Several URS proceedings relating to new gTLDs have revealed the experts’ willingness to take into account the new gTLD in examining the likelihood of confusion between the domain name in dispute and the trademark.
In this light, a 1 April 2014 case of 1 April 2014 regarding the registration of the domain name dior.clothing (FA140201546033) is noteworthy. In this case, the experts took into consideration the fact that the disputed domain name was registered in a gTLD (.clothing) which explicitly refers to the business that the complainant is active in.
Similarly, an 11 June 2014 case, where the issue was the registration of the domain name parissaint-germain.club (FA1406001563159), the experts said: “The generic word ‘club’ which serves as a gTLD does not distinguish the domain name. Furthermore, it rather increases risk of confusion since the complainant’s main activity is maintaining a football club.”

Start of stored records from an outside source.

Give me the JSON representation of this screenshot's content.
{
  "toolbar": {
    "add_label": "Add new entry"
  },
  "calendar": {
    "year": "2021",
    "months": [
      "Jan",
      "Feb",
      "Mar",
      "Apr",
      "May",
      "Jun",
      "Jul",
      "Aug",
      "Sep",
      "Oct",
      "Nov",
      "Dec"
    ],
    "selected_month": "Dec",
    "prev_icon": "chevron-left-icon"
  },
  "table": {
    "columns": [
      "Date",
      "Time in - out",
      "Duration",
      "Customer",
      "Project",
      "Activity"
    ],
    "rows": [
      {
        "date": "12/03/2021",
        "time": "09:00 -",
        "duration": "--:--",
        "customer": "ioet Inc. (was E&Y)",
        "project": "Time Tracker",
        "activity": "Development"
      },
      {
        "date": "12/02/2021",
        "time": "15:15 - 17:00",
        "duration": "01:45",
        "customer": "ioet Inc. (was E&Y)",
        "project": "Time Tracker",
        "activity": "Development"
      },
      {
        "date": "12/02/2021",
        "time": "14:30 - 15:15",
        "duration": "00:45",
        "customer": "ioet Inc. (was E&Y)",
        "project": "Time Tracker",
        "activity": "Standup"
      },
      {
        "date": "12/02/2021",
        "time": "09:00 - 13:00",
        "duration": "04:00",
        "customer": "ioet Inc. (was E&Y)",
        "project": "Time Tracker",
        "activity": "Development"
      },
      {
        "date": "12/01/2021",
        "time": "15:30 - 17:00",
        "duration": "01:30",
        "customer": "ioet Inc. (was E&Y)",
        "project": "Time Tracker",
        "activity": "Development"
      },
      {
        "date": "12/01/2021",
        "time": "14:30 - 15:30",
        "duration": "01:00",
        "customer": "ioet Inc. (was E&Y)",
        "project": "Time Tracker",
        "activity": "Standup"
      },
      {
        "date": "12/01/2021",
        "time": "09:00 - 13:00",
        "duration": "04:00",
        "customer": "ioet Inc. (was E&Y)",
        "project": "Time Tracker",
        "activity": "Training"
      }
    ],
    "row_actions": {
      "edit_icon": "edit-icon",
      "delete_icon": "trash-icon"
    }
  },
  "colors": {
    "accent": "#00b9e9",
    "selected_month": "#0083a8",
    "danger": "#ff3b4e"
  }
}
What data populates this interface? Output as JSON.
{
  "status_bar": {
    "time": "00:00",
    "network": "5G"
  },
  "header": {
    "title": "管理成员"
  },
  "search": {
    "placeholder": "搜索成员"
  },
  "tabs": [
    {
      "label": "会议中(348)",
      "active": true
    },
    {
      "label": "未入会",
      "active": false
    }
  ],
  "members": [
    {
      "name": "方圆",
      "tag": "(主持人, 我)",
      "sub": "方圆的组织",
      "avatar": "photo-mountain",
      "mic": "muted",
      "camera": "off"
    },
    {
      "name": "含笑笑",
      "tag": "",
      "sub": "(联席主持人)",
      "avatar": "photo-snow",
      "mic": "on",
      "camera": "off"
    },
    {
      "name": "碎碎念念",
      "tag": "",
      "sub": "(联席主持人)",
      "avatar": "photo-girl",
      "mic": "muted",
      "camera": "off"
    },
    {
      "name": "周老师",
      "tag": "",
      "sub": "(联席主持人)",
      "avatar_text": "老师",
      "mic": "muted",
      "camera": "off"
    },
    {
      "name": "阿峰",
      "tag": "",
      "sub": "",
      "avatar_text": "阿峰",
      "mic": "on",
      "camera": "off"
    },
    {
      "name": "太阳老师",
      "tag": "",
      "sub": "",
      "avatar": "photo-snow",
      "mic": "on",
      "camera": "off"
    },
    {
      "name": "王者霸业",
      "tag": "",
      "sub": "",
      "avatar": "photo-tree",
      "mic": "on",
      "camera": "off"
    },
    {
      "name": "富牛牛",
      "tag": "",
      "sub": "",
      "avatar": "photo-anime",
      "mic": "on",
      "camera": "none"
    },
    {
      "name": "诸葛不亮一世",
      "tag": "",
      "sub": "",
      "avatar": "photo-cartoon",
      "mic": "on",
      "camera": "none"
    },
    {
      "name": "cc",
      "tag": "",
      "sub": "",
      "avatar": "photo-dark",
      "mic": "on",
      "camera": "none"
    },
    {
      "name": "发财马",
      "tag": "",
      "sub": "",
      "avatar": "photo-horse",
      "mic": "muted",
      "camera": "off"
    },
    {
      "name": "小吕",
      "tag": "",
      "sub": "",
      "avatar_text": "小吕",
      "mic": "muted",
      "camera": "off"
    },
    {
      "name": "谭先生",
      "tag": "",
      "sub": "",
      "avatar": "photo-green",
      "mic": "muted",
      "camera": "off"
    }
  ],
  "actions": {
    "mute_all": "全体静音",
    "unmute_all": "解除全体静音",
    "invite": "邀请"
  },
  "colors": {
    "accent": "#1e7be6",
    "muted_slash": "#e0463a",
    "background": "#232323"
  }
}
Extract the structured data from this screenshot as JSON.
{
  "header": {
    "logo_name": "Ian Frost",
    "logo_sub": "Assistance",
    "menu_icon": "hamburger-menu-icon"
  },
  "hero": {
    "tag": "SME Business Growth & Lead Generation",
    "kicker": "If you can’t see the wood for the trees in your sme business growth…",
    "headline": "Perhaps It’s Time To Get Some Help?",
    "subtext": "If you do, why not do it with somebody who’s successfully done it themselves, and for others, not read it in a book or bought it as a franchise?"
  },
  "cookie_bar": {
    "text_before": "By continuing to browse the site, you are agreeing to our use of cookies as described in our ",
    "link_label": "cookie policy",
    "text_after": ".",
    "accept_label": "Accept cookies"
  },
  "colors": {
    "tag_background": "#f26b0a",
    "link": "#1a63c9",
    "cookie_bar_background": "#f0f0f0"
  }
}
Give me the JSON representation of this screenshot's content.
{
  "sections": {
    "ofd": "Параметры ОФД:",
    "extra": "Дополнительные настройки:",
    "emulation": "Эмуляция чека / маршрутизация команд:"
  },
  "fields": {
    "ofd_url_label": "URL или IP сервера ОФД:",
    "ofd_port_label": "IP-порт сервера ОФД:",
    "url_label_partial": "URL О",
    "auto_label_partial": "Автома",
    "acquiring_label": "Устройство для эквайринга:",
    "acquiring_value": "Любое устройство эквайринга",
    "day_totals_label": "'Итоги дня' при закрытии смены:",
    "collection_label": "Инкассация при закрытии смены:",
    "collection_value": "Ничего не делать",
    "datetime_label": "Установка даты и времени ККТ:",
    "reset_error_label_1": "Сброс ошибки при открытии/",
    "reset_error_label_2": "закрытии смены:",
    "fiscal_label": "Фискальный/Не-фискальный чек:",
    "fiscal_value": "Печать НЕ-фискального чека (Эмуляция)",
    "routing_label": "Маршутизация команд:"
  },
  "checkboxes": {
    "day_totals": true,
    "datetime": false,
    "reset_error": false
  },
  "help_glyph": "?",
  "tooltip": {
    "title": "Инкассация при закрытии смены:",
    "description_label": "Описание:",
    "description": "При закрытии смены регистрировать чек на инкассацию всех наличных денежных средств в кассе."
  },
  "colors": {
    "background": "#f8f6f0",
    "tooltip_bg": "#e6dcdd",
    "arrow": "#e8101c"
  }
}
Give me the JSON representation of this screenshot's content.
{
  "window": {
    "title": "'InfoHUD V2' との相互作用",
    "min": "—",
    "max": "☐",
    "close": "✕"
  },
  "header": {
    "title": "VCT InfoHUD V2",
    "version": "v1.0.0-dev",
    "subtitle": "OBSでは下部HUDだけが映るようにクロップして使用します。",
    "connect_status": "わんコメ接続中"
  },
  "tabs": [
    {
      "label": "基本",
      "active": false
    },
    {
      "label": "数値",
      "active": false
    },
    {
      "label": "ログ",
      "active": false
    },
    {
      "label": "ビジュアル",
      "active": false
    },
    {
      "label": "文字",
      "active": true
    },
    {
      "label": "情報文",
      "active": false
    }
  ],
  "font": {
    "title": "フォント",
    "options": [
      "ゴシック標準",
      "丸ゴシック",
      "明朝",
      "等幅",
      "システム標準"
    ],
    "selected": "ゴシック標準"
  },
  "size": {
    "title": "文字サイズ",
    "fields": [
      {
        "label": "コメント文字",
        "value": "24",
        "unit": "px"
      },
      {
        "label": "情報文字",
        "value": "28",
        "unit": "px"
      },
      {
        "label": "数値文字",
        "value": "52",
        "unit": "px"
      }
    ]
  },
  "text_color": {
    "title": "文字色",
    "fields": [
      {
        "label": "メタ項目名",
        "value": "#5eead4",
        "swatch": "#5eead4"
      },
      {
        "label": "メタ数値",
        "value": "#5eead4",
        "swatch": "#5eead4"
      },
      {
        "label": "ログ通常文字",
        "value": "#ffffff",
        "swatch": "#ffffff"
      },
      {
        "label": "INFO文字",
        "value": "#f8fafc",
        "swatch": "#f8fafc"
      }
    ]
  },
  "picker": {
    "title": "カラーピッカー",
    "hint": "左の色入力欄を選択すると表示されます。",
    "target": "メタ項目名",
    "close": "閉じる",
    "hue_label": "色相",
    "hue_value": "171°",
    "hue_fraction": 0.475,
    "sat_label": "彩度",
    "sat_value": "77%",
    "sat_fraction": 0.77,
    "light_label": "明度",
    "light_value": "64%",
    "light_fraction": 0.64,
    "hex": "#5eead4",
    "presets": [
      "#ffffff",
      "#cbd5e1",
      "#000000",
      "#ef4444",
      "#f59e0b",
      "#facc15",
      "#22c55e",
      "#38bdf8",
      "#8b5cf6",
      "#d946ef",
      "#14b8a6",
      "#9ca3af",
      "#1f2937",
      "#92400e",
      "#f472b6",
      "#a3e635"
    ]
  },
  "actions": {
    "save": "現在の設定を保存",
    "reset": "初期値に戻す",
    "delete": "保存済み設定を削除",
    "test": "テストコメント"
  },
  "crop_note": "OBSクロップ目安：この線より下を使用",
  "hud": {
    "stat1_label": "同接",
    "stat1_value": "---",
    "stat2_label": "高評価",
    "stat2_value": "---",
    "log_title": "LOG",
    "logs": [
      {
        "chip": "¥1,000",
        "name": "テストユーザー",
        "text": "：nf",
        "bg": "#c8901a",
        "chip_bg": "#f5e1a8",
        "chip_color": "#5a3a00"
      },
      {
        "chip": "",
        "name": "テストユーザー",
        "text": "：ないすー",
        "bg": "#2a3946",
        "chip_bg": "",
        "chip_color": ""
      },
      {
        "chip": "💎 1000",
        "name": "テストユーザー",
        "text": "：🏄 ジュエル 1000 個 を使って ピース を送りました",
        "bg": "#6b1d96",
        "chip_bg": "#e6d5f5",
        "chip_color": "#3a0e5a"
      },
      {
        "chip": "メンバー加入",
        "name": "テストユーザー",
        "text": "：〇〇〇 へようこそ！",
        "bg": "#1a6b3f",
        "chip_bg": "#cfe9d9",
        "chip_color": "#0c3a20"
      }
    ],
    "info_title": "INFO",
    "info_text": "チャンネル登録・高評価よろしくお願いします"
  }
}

To conclude, it is impossible for the time being to state that new gTLDs should be taken into consideration during the examination of the identical or similar nature of domain names in relation to trademarks during UDRP or URS proceedings. Indeed, the experts seem reluctant to enunciate such a principle and have until now, especially in UDRP proceedings, not been clear on the issue of whether and to what extent these gTLDs should be taken into consideration. This is not surprising since the new gTLDs, publicly accessible since 2012, represent a significant evolution from the classic TLDs around which case law has been constructed. The situation is now expected to evolve.